**Action item**
Every single entry should be printed exactly.

────────────────

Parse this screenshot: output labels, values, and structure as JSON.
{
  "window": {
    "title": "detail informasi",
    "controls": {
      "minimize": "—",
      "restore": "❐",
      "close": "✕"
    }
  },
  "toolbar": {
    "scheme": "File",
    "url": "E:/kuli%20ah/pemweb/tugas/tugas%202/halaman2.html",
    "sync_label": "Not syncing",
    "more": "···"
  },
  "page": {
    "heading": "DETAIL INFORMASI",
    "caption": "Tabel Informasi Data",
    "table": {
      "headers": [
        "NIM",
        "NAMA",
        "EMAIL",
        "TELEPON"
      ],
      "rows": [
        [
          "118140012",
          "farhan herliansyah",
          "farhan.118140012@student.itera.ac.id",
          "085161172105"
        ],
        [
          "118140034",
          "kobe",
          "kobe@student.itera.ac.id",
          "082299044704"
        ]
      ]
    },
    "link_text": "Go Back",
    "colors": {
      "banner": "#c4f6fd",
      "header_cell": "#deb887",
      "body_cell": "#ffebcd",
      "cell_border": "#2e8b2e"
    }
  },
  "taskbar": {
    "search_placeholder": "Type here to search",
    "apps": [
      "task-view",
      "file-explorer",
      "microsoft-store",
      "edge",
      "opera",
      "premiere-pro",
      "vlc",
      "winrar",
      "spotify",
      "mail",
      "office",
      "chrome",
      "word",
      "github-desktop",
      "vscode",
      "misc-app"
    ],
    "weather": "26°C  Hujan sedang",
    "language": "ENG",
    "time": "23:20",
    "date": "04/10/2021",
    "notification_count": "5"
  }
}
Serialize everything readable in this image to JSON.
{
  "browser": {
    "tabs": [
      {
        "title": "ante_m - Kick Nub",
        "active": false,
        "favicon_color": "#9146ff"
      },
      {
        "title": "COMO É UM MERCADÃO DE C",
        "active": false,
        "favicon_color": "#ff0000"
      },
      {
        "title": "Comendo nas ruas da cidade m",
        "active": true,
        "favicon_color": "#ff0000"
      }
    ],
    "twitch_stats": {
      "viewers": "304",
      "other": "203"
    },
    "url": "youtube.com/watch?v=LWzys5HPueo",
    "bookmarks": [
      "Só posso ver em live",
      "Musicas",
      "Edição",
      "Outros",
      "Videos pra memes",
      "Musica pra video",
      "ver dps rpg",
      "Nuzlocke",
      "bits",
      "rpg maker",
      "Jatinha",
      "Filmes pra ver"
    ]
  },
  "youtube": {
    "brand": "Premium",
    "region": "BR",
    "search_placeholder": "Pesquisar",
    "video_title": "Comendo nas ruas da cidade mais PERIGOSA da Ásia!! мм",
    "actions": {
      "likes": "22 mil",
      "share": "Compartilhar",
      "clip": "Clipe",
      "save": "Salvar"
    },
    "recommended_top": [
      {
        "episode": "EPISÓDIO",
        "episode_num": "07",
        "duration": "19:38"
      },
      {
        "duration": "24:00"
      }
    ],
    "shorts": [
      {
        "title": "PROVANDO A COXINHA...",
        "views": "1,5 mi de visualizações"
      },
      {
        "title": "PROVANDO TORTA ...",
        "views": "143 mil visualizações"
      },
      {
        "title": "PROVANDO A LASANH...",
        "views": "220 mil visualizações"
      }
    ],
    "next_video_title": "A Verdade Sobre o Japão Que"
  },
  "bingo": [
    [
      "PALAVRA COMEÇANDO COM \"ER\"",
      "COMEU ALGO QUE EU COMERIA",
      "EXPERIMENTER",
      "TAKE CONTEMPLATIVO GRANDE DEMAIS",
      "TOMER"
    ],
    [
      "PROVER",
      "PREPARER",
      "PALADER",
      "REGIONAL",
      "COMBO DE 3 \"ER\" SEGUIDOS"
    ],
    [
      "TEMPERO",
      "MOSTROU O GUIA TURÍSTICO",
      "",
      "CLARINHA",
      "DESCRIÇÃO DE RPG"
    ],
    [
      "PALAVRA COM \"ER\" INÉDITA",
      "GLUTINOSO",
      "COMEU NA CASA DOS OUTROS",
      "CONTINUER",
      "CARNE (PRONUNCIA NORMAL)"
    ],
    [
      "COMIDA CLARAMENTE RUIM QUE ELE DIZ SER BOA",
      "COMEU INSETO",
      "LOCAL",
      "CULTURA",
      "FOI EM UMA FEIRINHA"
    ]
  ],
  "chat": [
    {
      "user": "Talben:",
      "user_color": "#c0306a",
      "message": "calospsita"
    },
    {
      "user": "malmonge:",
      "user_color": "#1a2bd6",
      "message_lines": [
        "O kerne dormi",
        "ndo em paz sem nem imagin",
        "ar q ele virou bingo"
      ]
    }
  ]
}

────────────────

**Response area**
Parse this screenshot: output labels, values, and structure as JSON.
{
  "window": {
    "title": "detail informasi",
    "controls": {
      "minimize": "—",
      "restore": "❐",
      "close": "✕"
    }
  },
  "toolbar": {
    "scheme": "File",
    "url": "E:/kuli%20ah/pemweb/tugas/tugas%202/halaman2.html",
    "sync_label": "Not syncing",
    "more": "···"
  },
  "page": {
    "heading": "DETAIL INFORMASI",
    "caption": "Tabel Informasi Data",
    "table": {
      "headers": [
        "NIM",
        "NAMA",
        "EMAIL",
        "TELEPON"
      ],
      "rows": [
        [
          "118140012",
          "farhan herliansyah",
          "farhan.118140012@student.itera.ac.id",
          "085161172105"
        ],
        [
          "118140034",
          "kobe",
          "kobe@student.itera.ac.id",
          "082299044704"
        ]
      ]
    },
    "link_text": "Go Back",
    "colors": {
      "banner": "#c4f6fd",
      "header_cell": "#deb887",
      "body_cell": "#ffebcd",
      "cell_border": "#2e8b2e"
    }
  },
  "taskbar": {
    "search_placeholder": "Type here to search",
    "apps": [
      "task-view",
      "file-explorer",
      "microsoft-store",
      "edge",
      "opera",
      "premiere-pro",
      "vlc",
      "winrar",
      "spotify",
      "mail",
      "office",
      "chrome",
      "word",
      "github-desktop",
      "vscode",
      "misc-app"
    ],
    "weather": "26°C  Hujan sedang",
    "language": "ENG",
    "time": "23:20",
    "date": "04/10/2021",
    "notification_count": "5"
  }
}
Serialize everything readable in this image to JSON.
{
  "browser": {
    "tabs": [
      {
        "title": "ante_m - Kick Nub",
        "active": false,
        "favicon_color": "#9146ff"
      },
      {
        "title": "COMO É UM MERCADÃO DE C",
        "active": false,
        "favicon_color": "#ff0000"
      },
      {
        "title": "Comendo nas ruas da cidade m",
        "active": true,
        "favicon_color": "#ff0000"
      }
    ],
    "twitch_stats": {
      "viewers": "304",
      "other": "203"
    },
    "url": "youtube.com/watch?v=LWzys5HPueo",
    "bookmarks": [
      "Só posso ver em live",
      "Musicas",
      "Edição",
      "Outros",
      "Videos pra memes",
      "Musica pra video",
      "ver dps rpg",
      "Nuzlocke",
      "bits",
      "rpg maker",
      "Jatinha",
      "Filmes pra ver"
    ]
  },
  "youtube": {
    "brand": "Premium",
    "region": "BR",
    "search_placeholder": "Pesquisar",
    "video_title": "Comendo nas ruas da cidade mais PERIGOSA da Ásia!! мм",
    "actions": {
      "likes": "22 mil",
      "share": "Compartilhar",
      "clip": "Clipe",
      "save": "Salvar"
    },
    "recommended_top": [
      {
        "episode": "EPISÓDIO",
        "episode_num": "07",
        "duration": "19:38"
      },
      {
        "duration": "24:00"
      }
    ],
    "shorts": [
      {
        "title": "PROVANDO A COXINHA...",
        "views": "1,5 mi de visualizações"
      },
      {
        "title": "PROVANDO TORTA ...",
        "views": "143 mil visualizações"
      },
      {
        "title": "PROVANDO A LASANH...",
        "views": "220 mil visualizações"
      }
    ],
    "next_video_title": "A Verdade Sobre o Japão Que"
  },
  "bingo": [
    [
      "PALAVRA COMEÇANDO COM \"ER\"",
      "COMEU ALGO QUE EU COMERIA",
      "EXPERIMENTER",
      "TAKE CONTEMPLATIVO GRANDE DEMAIS",
      "TOMER"
    ],
    [
      "PROVER",
      "PREPARER",
      "PALADER",
      "REGIONAL",
      "COMBO DE 3 \"ER\" SEGUIDOS"
    ],
    [
      "TEMPERO",
      "MOSTROU O GUIA TURÍSTICO",
      "",
      "CLARINHA",
      "DESCRIÇÃO DE RPG"
    ],
    [
      "PALAVRA COM \"ER\" INÉDITA",
      "GLUTINOSO",
      "COMEU NA CASA DOS OUTROS",
      "CONTINUER",
      "CARNE (PRONUNCIA NORMAL)"
    ],
    [
      "COMIDA CLARAMENTE RUIM QUE ELE DIZ SER BOA",
      "COMEU INSETO",
      "LOCAL",
      "CULTURA",
      "FOI EM UMA FEIRINHA"
    ]
  ],
  "chat": [
    {
      "user": "Talben:",
      "user_color": "#c0306a",
      "message": "calospsita"
    },
    {
      "user": "malmonge:",
      "user_color": "#1a2bd6",
      "message_lines": [
        "O kerne dormi",
        "ndo em paz sem nem imagin",
        "ar q ele virou bingo"
      ]
    }
  ]
}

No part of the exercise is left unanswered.